When looking at the different groups we talked about by focusing on mass, we find that:

  • Phytoplankton represent around 1 billion tons of biomass in the oceans.
  • Heterotrophic bacteria represent roughly the same amount, with their total biomass estimated at 1.2 billion tons.
  • Viruses, despite their huge number of particles in the oceans only account for 200 million tons.
  • Zooplankton, on the other hand, clock at 7.4 billion tons of biomass.
  • Fishes represent about 700 million tons in the oceans
  • Finally, blue whales represent a mere 1 million tons.

It is interesting to classify more broadly these groups in one of two categories: producers and consumers. Producers are comprised from individuals that can synthesize biomass from inorganic nutrients, such as the autotrophs who perform photosynthesis. Consumers, on the other hands, depend on producers to eat, as they need organic biomass to sustain growth. Here, the producers are the phytoplankton and consumers are everyone else.

We can see that for every ton of producer, we have about 10 tons of consumers. Compare that with terrestrial ecosystems, where producers (mostly plants) have a total biomass of 450 billion tons, whereas consumers are only 20 billion tons.

Biomass pyramids in marine and terrestrial ecosystems. Biomass is measured in gigatons (Gt), where 1 Gt equals one billion tons. Figure not to scale.

Biomass pyramids in marine and terrestrial ecosystems. Biomass is measured in gigatons (Gt), where 1 Gt equals one billion tons. Figure not to scale.

We can note 2 interesting things here. First, we can see that phytoplankton are a whopping 450 times less abundant in terms of biomass than their terrestrial counterparts, while still accounting for roughly half the photosynthesis on Earth. Go team phytoplankton! Secondly, the ratio between producers and consumers is completly reversed when compared to terrestrial ecosystems. This stems from the fact that phytoplankton have much shorter lifespans than marine consumers, allowing for rapid turn-over and high productivity at the cost of low biomass concentrations.

This short lifespan can be attributed to the small size of phytoplankton and their unicellular quality. We can intuitively explain why the major functional group of the oceans is unicellular: when compared to a stable life on land, where you know the environmental conditions of the soil are pretty fixed and you can’t move easily, life in an ever-changing environment due to mixing favors small floating individuals. Indeed, since there is no soil to plant ones roots in, it is advantageous to be small and floating.


You can now put your spoon down, as we have finished our little headcount. The ocean is a very diverse and lively place, so keep in mind that we have only scratched the surface here! There is a world to discover in how all these organisms interact with each other and their environment. As we’ll continue our journey through my Ph.D., we’ll learn about the special role that heterotrophic bacteria play in the marine ecosystem, how viruses shape the evolutionary destiny of many important actors and what we can expect for them as oceans become warmer and more acid.

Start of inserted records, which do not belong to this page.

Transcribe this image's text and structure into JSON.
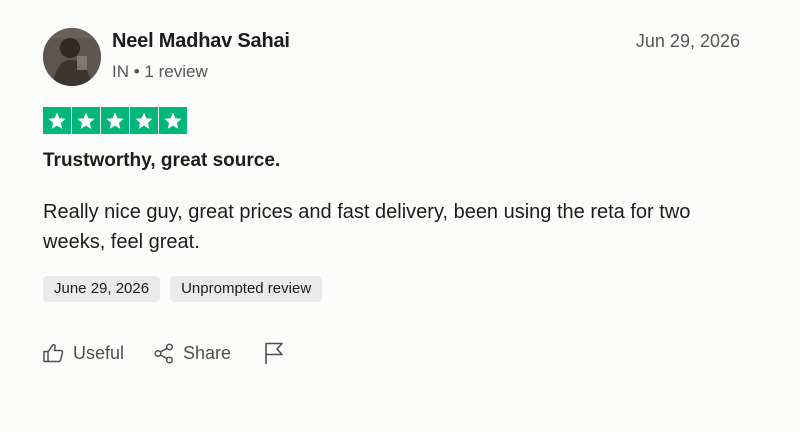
{
  "review": {
    "reviewer": {
      "name": "Neel Madhav Sahai",
      "country": "IN",
      "separator": "•",
      "review_count": "1 review",
      "avatar_icon": "user-photo"
    },
    "date": "Jun 29, 2026",
    "rating": 5,
    "rating_max": 5,
    "star_color": "#00b67a",
    "title": "Trustworthy, great source.",
    "body": "Really nice guy, great prices and fast delivery, been using the reta for two weeks, feel great.",
    "tags": {
      "experience_date": "June 29, 2026",
      "review_type": "Unprompted review"
    },
    "actions": {
      "useful_label": "Useful",
      "useful_icon": "thumbs-up-icon",
      "share_label": "Share",
      "share_icon": "share-icon",
      "report_icon": "flag-icon"
    }
  }
}
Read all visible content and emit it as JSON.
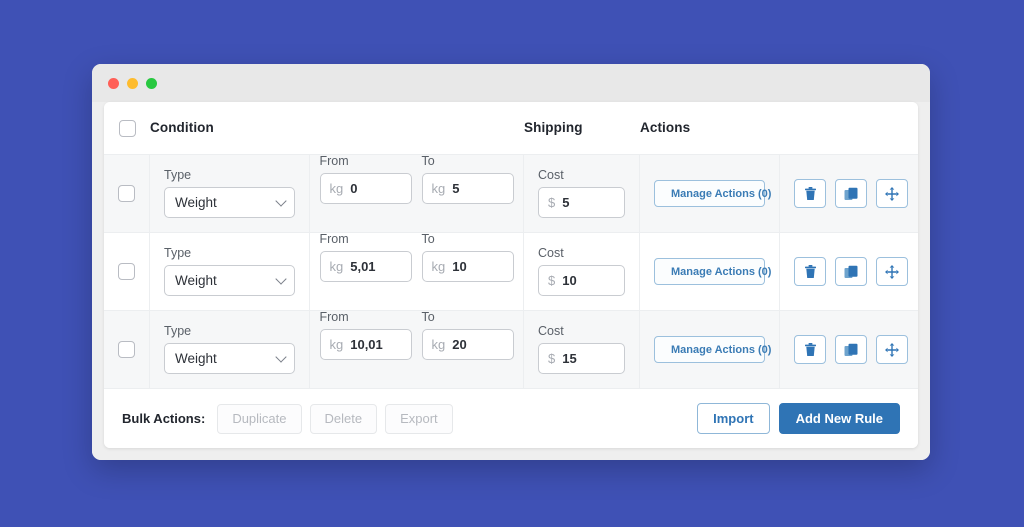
{
  "theme": {
    "page_background": "#3f51b5",
    "accent_blue": "#2f74b5",
    "icon_blue": "#3b7cb5",
    "row_shaded": "#f6f7f8"
  },
  "window": {
    "dots": [
      "close-red",
      "minimize-yellow",
      "maximize-green"
    ]
  },
  "table": {
    "headers": {
      "condition": "Condition",
      "shipping": "Shipping",
      "actions": "Actions"
    },
    "field_labels": {
      "type": "Type",
      "from": "From",
      "to": "To",
      "cost": "Cost"
    },
    "rows": [
      {
        "type": "Weight",
        "from_prefix": "kg",
        "from_value": "0",
        "to_prefix": "kg",
        "to_value": "5",
        "cost_prefix": "$",
        "cost_value": "5",
        "manage_label": "Manage Actions (0)"
      },
      {
        "type": "Weight",
        "from_prefix": "kg",
        "from_value": "5,01",
        "to_prefix": "kg",
        "to_value": "10",
        "cost_prefix": "$",
        "cost_value": "10",
        "manage_label": "Manage Actions (0)"
      },
      {
        "type": "Weight",
        "from_prefix": "kg",
        "from_value": "10,01",
        "to_prefix": "kg",
        "to_value": "20",
        "cost_prefix": "$",
        "cost_value": "15",
        "manage_label": "Manage Actions (0)"
      }
    ],
    "row_tools": [
      {
        "icon": "trash-icon",
        "name": "delete-rule-button"
      },
      {
        "icon": "duplicate-icon",
        "name": "duplicate-rule-button"
      },
      {
        "icon": "move-icon",
        "name": "reorder-rule-handle"
      }
    ]
  },
  "footer": {
    "bulk_label": "Bulk Actions:",
    "bulk_buttons": [
      {
        "label": "Duplicate",
        "enabled": false
      },
      {
        "label": "Delete",
        "enabled": false
      },
      {
        "label": "Export",
        "enabled": false
      }
    ],
    "import_label": "Import",
    "add_rule_label": "Add New Rule"
  }
}
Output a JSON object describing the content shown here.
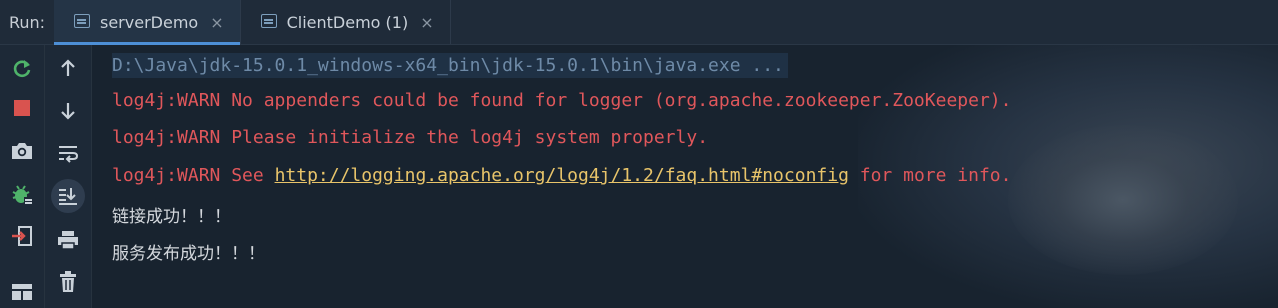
{
  "run_label": "Run:",
  "tabs": [
    {
      "label": "serverDemo",
      "close": "×"
    },
    {
      "label": "ClientDemo (1)",
      "close": "×"
    }
  ],
  "console": {
    "command": "D:\\Java\\jdk-15.0.1_windows-x64_bin\\jdk-15.0.1\\bin\\java.exe ...",
    "warn1": "log4j:WARN No appenders could be found for logger (org.apache.zookeeper.ZooKeeper).",
    "warn2": "log4j:WARN Please initialize the log4j system properly.",
    "warn3_prefix": "log4j:WARN See ",
    "warn3_link": "http://logging.apache.org/log4j/1.2/faq.html#noconfig",
    "warn3_suffix": " for more info.",
    "out1": "链接成功！！！",
    "out2": "服务发布成功！！！"
  },
  "colors": {
    "warn": "#e0575b",
    "link": "#e8c46a",
    "command": "#6e8aa7",
    "accent": "#4d8fd6"
  },
  "icons": {
    "gutter1": [
      "rerun-icon",
      "stop-icon",
      "camera-icon",
      "debug-icon",
      "exit-icon",
      "layout-icon"
    ],
    "gutter2": [
      "up-arrow-icon",
      "down-arrow-icon",
      "soft-wrap-icon",
      "scroll-to-end-icon",
      "print-icon",
      "trash-icon"
    ]
  }
}
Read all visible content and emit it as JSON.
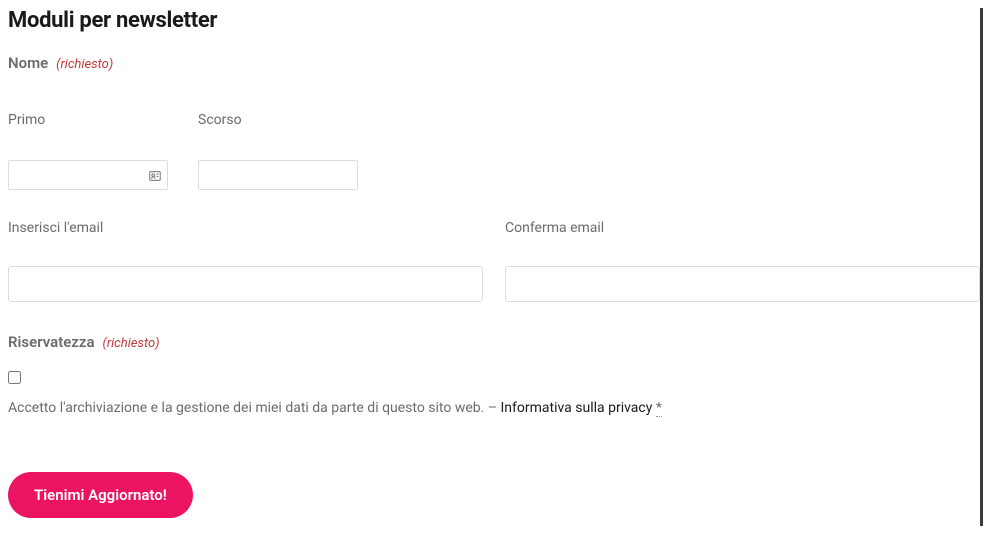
{
  "form": {
    "heading": "Moduli per newsletter",
    "name": {
      "label": "Nome",
      "required_text": "(richiesto)",
      "first_label": "Primo",
      "last_label": "Scorso",
      "first_value": "",
      "last_value": ""
    },
    "email": {
      "enter_label": "Inserisci l'email",
      "confirm_label": "Conferma email",
      "enter_value": "",
      "confirm_value": ""
    },
    "privacy": {
      "label": "Riservatezza",
      "required_text": "(richiesto)",
      "consent_text": "Accetto l'archiviazione e la gestione dei miei dati da parte di questo sito web. ",
      "link_text": "Informativa sulla privacy",
      "asterisk": "*",
      "dash": "– "
    },
    "submit": {
      "label": "Tienimi Aggiornato!"
    }
  }
}
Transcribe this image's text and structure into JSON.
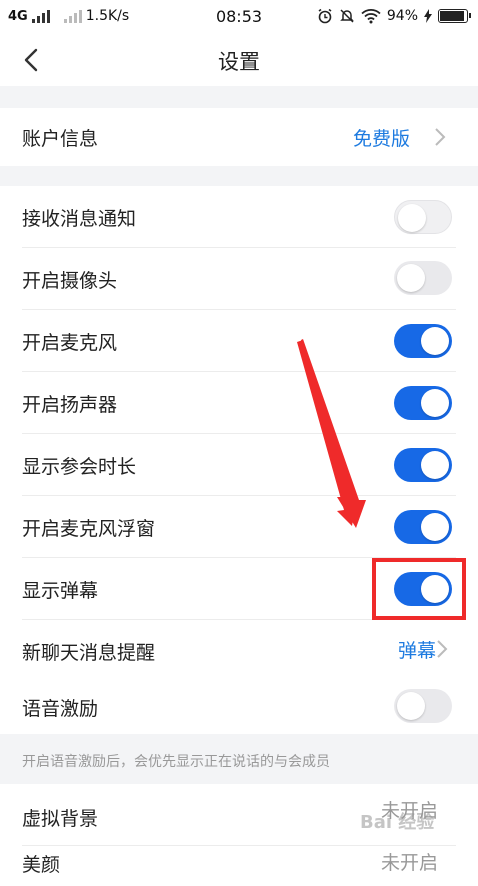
{
  "status_bar": {
    "network": "4G",
    "speed": "1.5K/s",
    "time": "08:53",
    "battery": "94%",
    "battery_level": 0.94
  },
  "header": {
    "title": "设置"
  },
  "account": {
    "label": "账户信息",
    "value": "免费版"
  },
  "toggles": [
    {
      "label": "接收消息通知",
      "on": false
    },
    {
      "label": "开启摄像头",
      "on": false
    },
    {
      "label": "开启麦克风",
      "on": true
    },
    {
      "label": "开启扬声器",
      "on": true
    },
    {
      "label": "显示参会时长",
      "on": true
    },
    {
      "label": "开启麦克风浮窗",
      "on": true
    },
    {
      "label": "显示弹幕",
      "on": true
    }
  ],
  "new_chat": {
    "label": "新聊天消息提醒",
    "value": "弹幕"
  },
  "voice": {
    "label": "语音激励",
    "on": false
  },
  "voice_hint": "开启语音激励后，会优先显示正在说话的与会成员",
  "virtual_bg": {
    "label": "虚拟背景",
    "value": "未开启"
  },
  "beauty": {
    "label": "美颜",
    "value": "未开启"
  },
  "watermark": "Bai 经验",
  "colors": {
    "accent": "#1769e6",
    "highlight": "#ef2a2a",
    "link": "#1e7be0"
  }
}
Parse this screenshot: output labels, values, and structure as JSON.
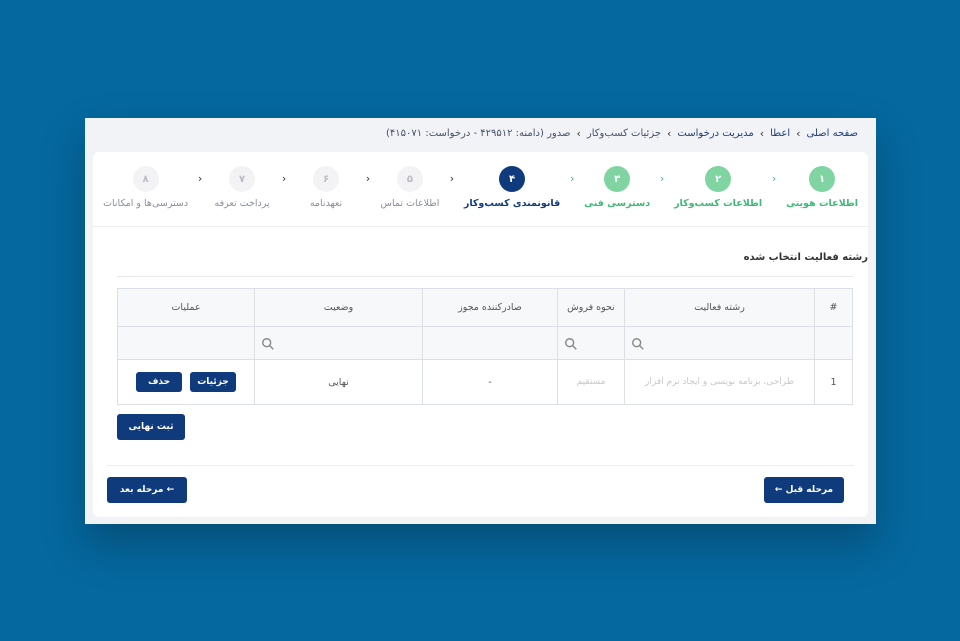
{
  "breadcrumb": {
    "items": [
      "صفحه اصلی",
      "اعطا",
      "مدیریت درخواست",
      "جزئیات کسب‌وکار",
      "صدور (دامنه: ۴۲۹۵۱۲ - درخواست: ۴۱۵۰۷۱)"
    ],
    "separator": "›"
  },
  "stepper": {
    "steps": [
      {
        "num": "۱",
        "label": "اطلاعات هویتی",
        "state": "done"
      },
      {
        "num": "۲",
        "label": "اطلاعات کسب‌وکار",
        "state": "done"
      },
      {
        "num": "۳",
        "label": "دسترسی فنی",
        "state": "done"
      },
      {
        "num": "۴",
        "label": "قانونمندی کسب‌وکار",
        "state": "active"
      },
      {
        "num": "۵",
        "label": "اطلاعات تماس",
        "state": "todo"
      },
      {
        "num": "۶",
        "label": "تعهدنامه",
        "state": "todo"
      },
      {
        "num": "۷",
        "label": "پرداخت تعرفه",
        "state": "todo"
      },
      {
        "num": "۸",
        "label": "دسترسی‌ها و امکانات",
        "state": "todo"
      }
    ]
  },
  "section": {
    "title": "رشته فعالیت انتخاب شده"
  },
  "table": {
    "headers": [
      "#",
      "رشته فعالیت",
      "نحوه فروش",
      "صادرکننده مجوز",
      "وضعیت",
      "عملیات"
    ],
    "rows": [
      {
        "index": "1",
        "activity": "طراحی، برنامه نویسی و ایجاد نرم افزار",
        "sale_method": "مستقیم",
        "issuer": "-",
        "status": "نهایی"
      }
    ],
    "actions": {
      "details": "جزئیات",
      "delete": "حذف"
    }
  },
  "buttons": {
    "submit": "ثبت نهایی",
    "prev": "← مرحله قبل",
    "next": "مرحله بعد ←"
  },
  "colors": {
    "background": "#05689f",
    "primary": "#0f3b7c",
    "done": "#7fd4a1",
    "done_text": "#3fb877"
  }
}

All of these questions will be looked at through my own lenses, that of a theoretical ecologists whose job is to design and analyse mathematical models. Don’t worry though, it is true that you’ll see some equations in the future, but I plan on explaining every step of the way as simply as possible!

If you want to go deeper